ZANU-PF oiling its violence machinery, targets churches in propaganda drive


    Zimbabwe Briefing can today confirm that Muzarabani South MP, Edward Raradza has been intimidating residents of his area and other surrounding areas to vote for ZANU-PF or else risk being victimised. While elections remain impossible this year – at least not before all the necessary conditions are in place – the sequence is mostly likely to begin with a referendum in the aftermath of the constitution-making process followed by general elections.


    On February 29 this year, Raradza told a crowd in Muzarabani that going into referendum was no laughing matter and that ZANU-PF could still do what it wants since nothing could stop it. He then warned the crowd that the party had war veterans and youth militia stand ready to pounce on anyone who would go against the grain and show support for opposition parties, mainly the Movement for Democratic Change (MDC).

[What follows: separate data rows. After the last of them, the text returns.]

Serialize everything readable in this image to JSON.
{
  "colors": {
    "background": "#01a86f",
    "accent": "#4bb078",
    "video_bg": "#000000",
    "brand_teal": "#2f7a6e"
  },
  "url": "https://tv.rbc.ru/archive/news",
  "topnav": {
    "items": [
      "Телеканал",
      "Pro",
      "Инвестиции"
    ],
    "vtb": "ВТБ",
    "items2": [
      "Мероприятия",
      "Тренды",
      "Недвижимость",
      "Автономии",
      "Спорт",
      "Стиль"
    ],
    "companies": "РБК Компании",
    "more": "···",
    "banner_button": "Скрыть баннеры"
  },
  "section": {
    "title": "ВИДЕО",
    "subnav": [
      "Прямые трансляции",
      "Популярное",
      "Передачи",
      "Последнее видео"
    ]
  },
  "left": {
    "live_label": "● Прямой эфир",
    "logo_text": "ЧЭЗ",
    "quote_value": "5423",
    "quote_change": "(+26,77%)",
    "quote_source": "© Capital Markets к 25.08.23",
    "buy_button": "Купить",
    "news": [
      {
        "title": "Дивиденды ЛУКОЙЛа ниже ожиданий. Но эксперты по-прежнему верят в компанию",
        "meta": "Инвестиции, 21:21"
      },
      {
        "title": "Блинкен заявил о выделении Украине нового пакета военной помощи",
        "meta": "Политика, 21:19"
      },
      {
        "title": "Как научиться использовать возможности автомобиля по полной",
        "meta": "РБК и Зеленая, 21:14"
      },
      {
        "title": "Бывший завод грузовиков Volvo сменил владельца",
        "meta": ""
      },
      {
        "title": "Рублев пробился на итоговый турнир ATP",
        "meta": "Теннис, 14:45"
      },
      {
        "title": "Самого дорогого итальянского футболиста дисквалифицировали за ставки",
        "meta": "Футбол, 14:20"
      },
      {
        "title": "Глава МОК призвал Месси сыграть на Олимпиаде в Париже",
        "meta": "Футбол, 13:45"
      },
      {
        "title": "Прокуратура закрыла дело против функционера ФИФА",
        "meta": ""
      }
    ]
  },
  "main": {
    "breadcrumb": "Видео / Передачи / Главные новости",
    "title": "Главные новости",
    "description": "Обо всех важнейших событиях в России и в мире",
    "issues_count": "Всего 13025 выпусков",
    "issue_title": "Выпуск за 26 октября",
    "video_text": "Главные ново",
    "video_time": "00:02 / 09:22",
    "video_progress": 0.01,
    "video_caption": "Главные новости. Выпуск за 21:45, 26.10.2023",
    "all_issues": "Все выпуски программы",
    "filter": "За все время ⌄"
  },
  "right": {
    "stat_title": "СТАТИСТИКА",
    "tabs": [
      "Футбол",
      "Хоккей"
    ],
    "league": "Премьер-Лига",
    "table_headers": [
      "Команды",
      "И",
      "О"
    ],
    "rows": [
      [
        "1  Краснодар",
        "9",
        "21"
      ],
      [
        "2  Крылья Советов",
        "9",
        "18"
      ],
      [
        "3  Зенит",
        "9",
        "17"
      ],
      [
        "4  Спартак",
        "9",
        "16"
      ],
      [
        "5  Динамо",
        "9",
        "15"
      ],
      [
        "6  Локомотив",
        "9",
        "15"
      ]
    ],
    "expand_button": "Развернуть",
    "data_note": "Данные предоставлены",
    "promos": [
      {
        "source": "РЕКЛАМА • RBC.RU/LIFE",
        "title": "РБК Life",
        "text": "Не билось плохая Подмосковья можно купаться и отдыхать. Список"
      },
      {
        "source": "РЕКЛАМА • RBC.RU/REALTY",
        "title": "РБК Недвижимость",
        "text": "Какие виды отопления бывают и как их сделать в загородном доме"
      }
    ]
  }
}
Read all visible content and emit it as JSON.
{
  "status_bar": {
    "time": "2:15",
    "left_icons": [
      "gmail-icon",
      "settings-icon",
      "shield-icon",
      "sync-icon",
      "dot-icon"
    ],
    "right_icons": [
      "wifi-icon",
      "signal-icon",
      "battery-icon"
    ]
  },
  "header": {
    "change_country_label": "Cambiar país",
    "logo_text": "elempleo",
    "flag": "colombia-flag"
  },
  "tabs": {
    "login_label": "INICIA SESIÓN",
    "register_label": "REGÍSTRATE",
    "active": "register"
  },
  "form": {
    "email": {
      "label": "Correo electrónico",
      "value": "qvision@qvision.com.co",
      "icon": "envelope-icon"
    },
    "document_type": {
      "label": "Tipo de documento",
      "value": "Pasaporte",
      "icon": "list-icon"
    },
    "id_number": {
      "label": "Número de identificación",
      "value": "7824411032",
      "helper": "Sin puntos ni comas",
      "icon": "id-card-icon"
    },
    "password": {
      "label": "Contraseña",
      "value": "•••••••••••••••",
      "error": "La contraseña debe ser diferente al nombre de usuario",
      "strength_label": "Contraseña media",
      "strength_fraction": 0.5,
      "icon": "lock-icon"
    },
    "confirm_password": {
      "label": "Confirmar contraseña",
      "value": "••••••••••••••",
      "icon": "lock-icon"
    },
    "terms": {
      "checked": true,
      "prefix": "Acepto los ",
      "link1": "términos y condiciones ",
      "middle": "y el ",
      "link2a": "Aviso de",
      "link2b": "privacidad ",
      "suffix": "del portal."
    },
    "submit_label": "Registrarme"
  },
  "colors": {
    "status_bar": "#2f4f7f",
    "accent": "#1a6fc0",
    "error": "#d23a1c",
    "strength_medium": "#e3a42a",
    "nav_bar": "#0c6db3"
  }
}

    “We will protect this party [ZANU-PF] and if we hear any talk of MDC there will be no forgiveness. We have previously forgiven you [for sup-porting the MDC] but if you continue on this path, we have no option but to take necessary measures,” he said. Raradza went on to threaten the headman of the village in which the meeting was taking place.

    “If we hear that the headman has allowed the MDC to hold a meeting in this place, there will be consequences,” he said. The MP, who some reports have been placed at Chaona in Mazowe North on May 5, 2008, the day many people were attacked, also told the crowd that ZANU PF was willing to bring them food and projects as it had done previously. The party has a consistent record of using food and promises of life-changing projects as campaign tools to lure voters. He also said such – food and projects – ought to be used to lure opposition supporters to ZANU PF so that they could be able to vote and that was the only way they could benefit.

    “Go and tell those MDC supporters who are not here that this is what MP Raradza has said.” The MP then made a comment on the violence that was flaring in Harare, especially in the high-density suburb of Mbare.

    “These days if you read the newspapers, they say “Harare is on Fire”. It’s true, some houses are on fire,” he said putting to rest any doubts that ZANU-PF was behind that violence in Harare.
    But it is how religion is being increasingly used by ZANU-PF that is telling of how the party desires to use religion, Christianity especially, to legitimise violence. At the same meeting, Rarardza invoked religion to help his audience understand better. “Even with God, when some people wanted to usurp power that did not belong to them, He told them to repent but when they eventually thought of doing so, it was too late and they were swallowed by the ground on which they stood on and were buried alive,” he said.

    And added: “Jesus, too, beat up people in the temple so we are not the first to beat up people.”
    Some of the Vadzidzi VaJehovah (Followers of Jehovah) African apostolic sect is one that has also swallowed the ZANU-PF strategy to use religion for political ends hook, line and sinker.
    Own investigations by Zimbabwe Briefing on three sects in late 2010 and early 2011 reveal that they are using President Robert Gabriel Mugabe to represent the Angel Gabriel. Songs have even been composed which speak to this.

    One such song goes: Gabriel will rule all over Africa/Gabriel will rule all over Africa. And a typical sermon – also heard went as follows: “Gabriel is supreme and is the carrier of the blood of Jesus [Christ] so we can’t abandon him. In this gathering we always say “Forward with R.G Mubabe and you also agree that it so, right?” said the minister and the congregation agrees with him.
    He goes on: “Who really is Gabriel? Is he not the president?” Again, the congregation agreed that it was indeed so.

    Then: “For him [Mugabe] to be named Gabriel, were there no other names to give him? He is the anointed one. He was even ordained by Mbuya Nehanda (spirit medium and protagonist of the first uprising against colonial rule in the 1890s) as somebody who was fit to govern Zimbabwe and not those we are being given today.”

    In Epworth, near Harare the minister was heard saying the church with largest number of ZANU-PF Chairpersons was his.

    “As we are gathered here, the leaders [in ZANU-PF] know that we all belong to the party and that even anything to do with sport such as football was also a part of the party. Forward with ZANU-PF! Forward with our land! Down with those who do not support this,” he says and the congregation agrees with him.

    In Mudzi North, the preacher was heard saying: “We are sorry for some of our black colleagues who meet and work with white people. It’s now time to decide whether we let the country go [to sell-outs] or we guard it.” The congregation then breaks out in song saying Gabriel will rule all over Africa.
    It is highly unlikely that Zimbabwe will go to elections soon but an upcoming SADC extra-ordinary summit on Zimbabwe should shed more light on how the body feels about Zimbabwe’s state of preparedness to go to the polls. Meanwhile, ZANU PF is in election mode and is continuing its campaign across Zimbabwe.